Lego, I understand that girls have been telling you they want more stuff for girls. I have been looking for more good stuff for girls myself. But I have not been looking for yet another arena where boys and girls are shown that their interests and activities can never mix. The beauty of Lego was that it could all integrate. If I had wanted to get plastic toys with more realistic figures, different shapes and standards that didn’t match the other toys, I’d have bought Playmobil!
Instead I would have liked to see a bakery next to the car-wash or a complex model of a cupcake factory or a dairy – have you ever looked at those? They are the model-train enthusiast’s dream come true! Why not let the girls have pink space-suits, purple cars and sturdy female ambulance drivers in the same fit and design as the rest? The Lego universe is potentially as diverse as reality as it is, and yes, a kitchen in bright colours would be cool, but can’t it fit in right next to the command bridge on the death star?

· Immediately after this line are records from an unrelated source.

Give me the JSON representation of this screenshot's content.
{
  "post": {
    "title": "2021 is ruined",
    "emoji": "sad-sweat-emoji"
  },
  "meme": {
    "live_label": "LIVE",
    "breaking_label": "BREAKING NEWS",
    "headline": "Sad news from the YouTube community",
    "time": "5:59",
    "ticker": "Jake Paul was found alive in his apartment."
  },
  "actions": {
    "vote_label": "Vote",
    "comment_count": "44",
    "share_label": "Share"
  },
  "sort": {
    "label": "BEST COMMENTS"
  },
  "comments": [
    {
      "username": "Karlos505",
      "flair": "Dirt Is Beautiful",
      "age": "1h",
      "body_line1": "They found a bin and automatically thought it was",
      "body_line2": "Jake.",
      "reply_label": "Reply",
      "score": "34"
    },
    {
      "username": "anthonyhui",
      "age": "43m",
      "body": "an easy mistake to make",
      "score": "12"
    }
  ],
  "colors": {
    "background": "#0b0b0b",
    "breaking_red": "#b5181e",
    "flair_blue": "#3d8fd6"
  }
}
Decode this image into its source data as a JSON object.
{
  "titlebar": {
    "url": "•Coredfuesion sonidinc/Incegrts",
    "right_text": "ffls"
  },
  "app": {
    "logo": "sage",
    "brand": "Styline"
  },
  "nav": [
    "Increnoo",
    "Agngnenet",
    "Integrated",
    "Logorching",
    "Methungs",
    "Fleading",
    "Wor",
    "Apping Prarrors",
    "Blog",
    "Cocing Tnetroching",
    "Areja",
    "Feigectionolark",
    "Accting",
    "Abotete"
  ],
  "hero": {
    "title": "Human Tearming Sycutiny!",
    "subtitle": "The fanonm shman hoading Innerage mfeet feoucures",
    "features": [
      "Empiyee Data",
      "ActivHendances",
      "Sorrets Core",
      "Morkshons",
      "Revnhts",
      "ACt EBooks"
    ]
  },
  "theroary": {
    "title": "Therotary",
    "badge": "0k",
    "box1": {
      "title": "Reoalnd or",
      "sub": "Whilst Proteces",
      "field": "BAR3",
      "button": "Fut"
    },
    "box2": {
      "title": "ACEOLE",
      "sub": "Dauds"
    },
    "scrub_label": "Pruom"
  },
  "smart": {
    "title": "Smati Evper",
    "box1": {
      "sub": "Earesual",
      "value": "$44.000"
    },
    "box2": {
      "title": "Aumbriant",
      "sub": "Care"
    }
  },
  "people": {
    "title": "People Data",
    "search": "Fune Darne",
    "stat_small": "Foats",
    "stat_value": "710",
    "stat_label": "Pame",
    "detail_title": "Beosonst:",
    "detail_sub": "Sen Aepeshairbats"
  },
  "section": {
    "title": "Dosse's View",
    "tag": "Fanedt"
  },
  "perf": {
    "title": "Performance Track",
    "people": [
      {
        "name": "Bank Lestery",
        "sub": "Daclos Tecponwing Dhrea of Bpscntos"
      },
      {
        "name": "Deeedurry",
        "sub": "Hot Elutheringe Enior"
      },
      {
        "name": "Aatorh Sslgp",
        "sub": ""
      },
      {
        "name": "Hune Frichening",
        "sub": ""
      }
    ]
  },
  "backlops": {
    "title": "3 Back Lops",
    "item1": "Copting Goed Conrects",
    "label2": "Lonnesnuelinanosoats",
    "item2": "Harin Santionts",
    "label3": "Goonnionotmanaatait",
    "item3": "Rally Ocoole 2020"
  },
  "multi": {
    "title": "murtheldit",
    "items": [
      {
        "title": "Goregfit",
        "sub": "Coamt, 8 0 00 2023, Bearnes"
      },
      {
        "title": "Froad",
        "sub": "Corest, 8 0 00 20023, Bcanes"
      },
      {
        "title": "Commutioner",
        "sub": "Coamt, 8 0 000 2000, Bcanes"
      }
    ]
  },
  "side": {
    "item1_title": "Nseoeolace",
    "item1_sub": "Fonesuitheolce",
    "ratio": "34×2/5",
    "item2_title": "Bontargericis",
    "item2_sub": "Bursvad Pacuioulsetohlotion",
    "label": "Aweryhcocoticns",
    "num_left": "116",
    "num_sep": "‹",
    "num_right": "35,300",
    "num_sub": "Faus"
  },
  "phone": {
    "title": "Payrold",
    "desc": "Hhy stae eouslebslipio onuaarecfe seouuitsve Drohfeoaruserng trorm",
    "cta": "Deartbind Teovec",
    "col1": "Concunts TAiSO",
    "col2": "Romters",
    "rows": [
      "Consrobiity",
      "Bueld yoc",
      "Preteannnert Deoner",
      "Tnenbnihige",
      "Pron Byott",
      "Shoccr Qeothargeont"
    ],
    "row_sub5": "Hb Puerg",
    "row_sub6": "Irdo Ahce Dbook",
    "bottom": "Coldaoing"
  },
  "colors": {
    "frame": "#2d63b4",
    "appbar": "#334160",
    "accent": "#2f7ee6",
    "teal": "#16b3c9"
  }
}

Even evil villains taking over the universe have to eat, you know. —thinking with my fingers: Can I still buy Lego?.
A couple years ago, I bought a six-pack of second-hand female Lego mini figs from somebody on eBay, just so my daughter would have more options to play with. She mixed and matched parts from our various sets to create the whole cast of characters from the steampunk bedtime stories I have been telling her for about four years now.